## [What you will do]
The output should be every line below that includes the word "JSON".

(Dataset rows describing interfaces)
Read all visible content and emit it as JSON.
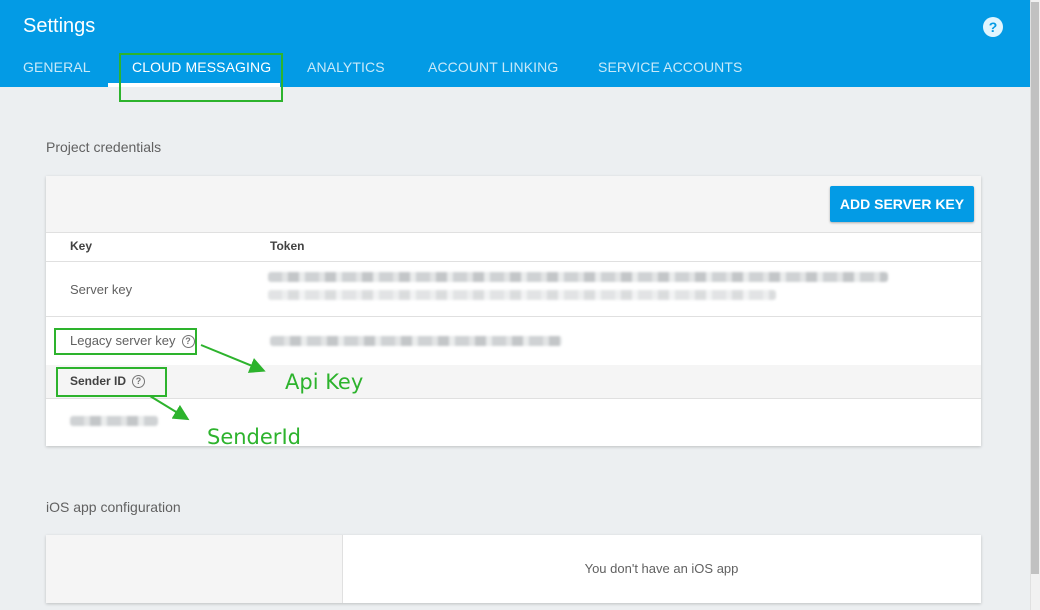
{
  "header": {
    "title": "Settings",
    "help_icon": "question-circle-icon",
    "help_glyph": "?",
    "tabs": [
      {
        "label": "GENERAL"
      },
      {
        "label": "CLOUD MESSAGING"
      },
      {
        "label": "ANALYTICS"
      },
      {
        "label": "ACCOUNT LINKING"
      },
      {
        "label": "SERVICE ACCOUNTS"
      }
    ],
    "active_tab": "CLOUD MESSAGING"
  },
  "credentials": {
    "section_title": "Project credentials",
    "add_button": "ADD SERVER KEY",
    "columns": {
      "key": "Key",
      "token": "Token"
    },
    "rows": [
      {
        "key": "Server key",
        "token_obscured": true
      },
      {
        "key": "Legacy server key",
        "token_obscured": true
      }
    ],
    "sender": {
      "label": "Sender ID",
      "value_obscured": true
    }
  },
  "annotations": {
    "api_key": "Api Key",
    "sender_id": "SenderId"
  },
  "ios": {
    "section_title": "iOS app configuration",
    "empty_message": "You don't have an iOS app"
  },
  "colors": {
    "header_blue": "#039be5",
    "annotation_green": "#2db32d"
  }
}
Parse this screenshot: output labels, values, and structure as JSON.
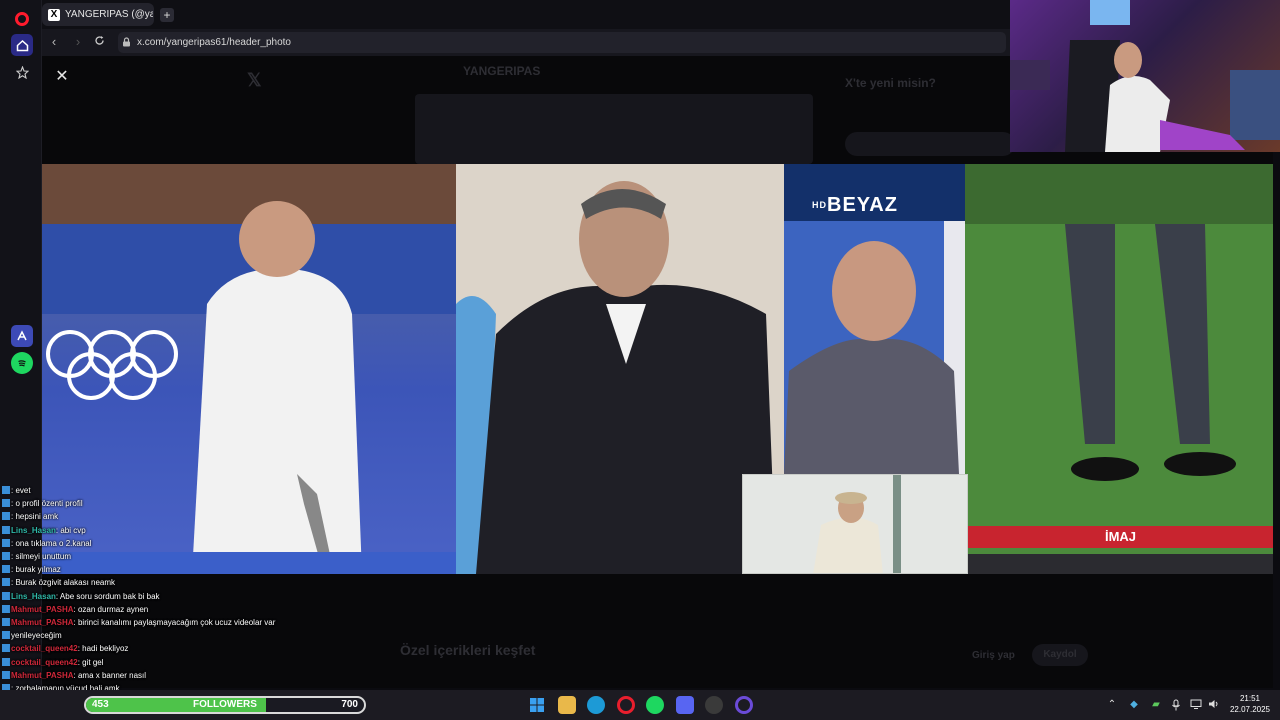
{
  "browser": {
    "tab": {
      "favicon": "X",
      "title": "YANGERİPAS (@yangeripa"
    },
    "new_tab_symbol": "+",
    "url": "x.com/yangeripas61/header_photo"
  },
  "page": {
    "close_symbol": "✕",
    "background_title": "YANGERIPAS",
    "background_side_title": "X'te yeni misin?",
    "background_footer": "Özel içerikleri keşfet",
    "background_buttons": [
      "Giriş yap",
      "Kaydol"
    ]
  },
  "header_photo": {
    "logo_text": "BEYAZ",
    "logo_prefix": "HD",
    "caption": "İMAJ"
  },
  "chat": [
    {
      "user": "",
      "user_class": "u-red",
      "msg": ": evet"
    },
    {
      "user": "",
      "user_class": "u-red",
      "msg": ": o profil özenti profil"
    },
    {
      "user": "",
      "user_class": "u-red",
      "msg": ": hepsini amk"
    },
    {
      "user": "Lins_Hasan",
      "user_class": "u-teal",
      "msg": ": abi cvp"
    },
    {
      "user": "",
      "user_class": "u-red",
      "msg": ": ona tıklama o 2.kanal"
    },
    {
      "user": "",
      "user_class": "u-red",
      "msg": ": silmeyi unuttum"
    },
    {
      "user": "",
      "user_class": "u-red",
      "msg": ": burak yılmaz"
    },
    {
      "user": "",
      "user_class": "u-red",
      "msg": ": Burak özgivit alakası neamk"
    },
    {
      "user": "Lins_Hasan",
      "user_class": "u-teal",
      "msg": ": Abe soru sordum bak bi bak"
    },
    {
      "user": "Mahmut_PASHA",
      "user_class": "u-red",
      "msg": ": ozan durmaz aynen"
    },
    {
      "user": "Mahmut_PASHA",
      "user_class": "u-red",
      "msg": ": birinci kanalımı paylaşmayacağım çok ucuz videolar var"
    },
    {
      "user": "",
      "user_class": "u-red",
      "msg": "yenileyeceğim"
    },
    {
      "user": "cocktail_queen42",
      "user_class": "u-red",
      "msg": ": hadi bekliyoz"
    },
    {
      "user": "cocktail_queen42",
      "user_class": "u-red",
      "msg": ": git gel"
    },
    {
      "user": "Mahmut_PASHA",
      "user_class": "u-red",
      "msg": ": ama x banner nasıl"
    },
    {
      "user": "",
      "user_class": "u-red",
      "msg": ": zorbalamanın vücud hali amk"
    }
  ],
  "followers": {
    "current": "453",
    "label": "FOLLOWERS",
    "goal": "700",
    "progress": 0.647,
    "fill_color": "#4ec34a"
  },
  "taskbar": {
    "apps": [
      {
        "name": "windows-start-icon",
        "glyph": "",
        "color": "#2d8bea"
      },
      {
        "name": "file-explorer-icon",
        "glyph": "",
        "color": "#e9b84a"
      },
      {
        "name": "edge-icon",
        "glyph": "",
        "color": "#1d9ad6"
      },
      {
        "name": "opera-icon",
        "glyph": "",
        "color": "#e81e2d"
      },
      {
        "name": "spotify-icon",
        "glyph": "",
        "color": "#1ed760"
      },
      {
        "name": "discord-icon",
        "glyph": "",
        "color": "#5865f2"
      },
      {
        "name": "obs-icon",
        "glyph": "",
        "color": "#3a3a3a"
      },
      {
        "name": "opera-gx-icon",
        "glyph": "",
        "color": "#6b4bd8"
      }
    ],
    "time": "21:51",
    "date": "22.07.2025"
  }
}
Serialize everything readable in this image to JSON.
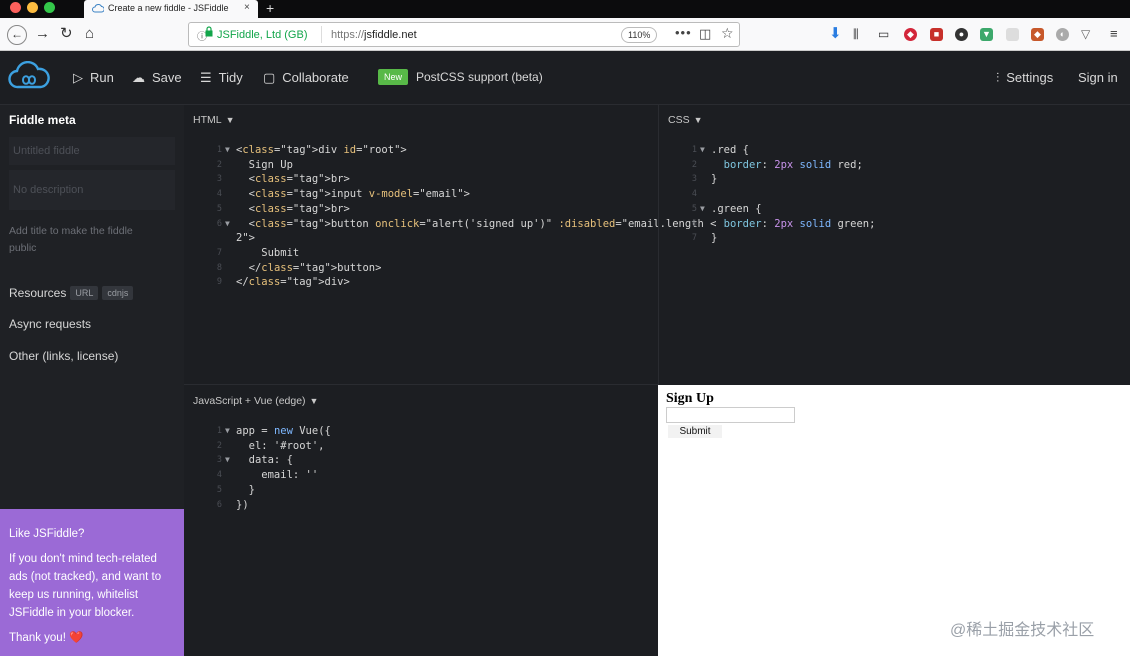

## [Answer]
Read all visible content and emit it as JSON.
Parse this screenshot: output labels, values, and structure as JSON.
Serialize everything readable in this image to JSON.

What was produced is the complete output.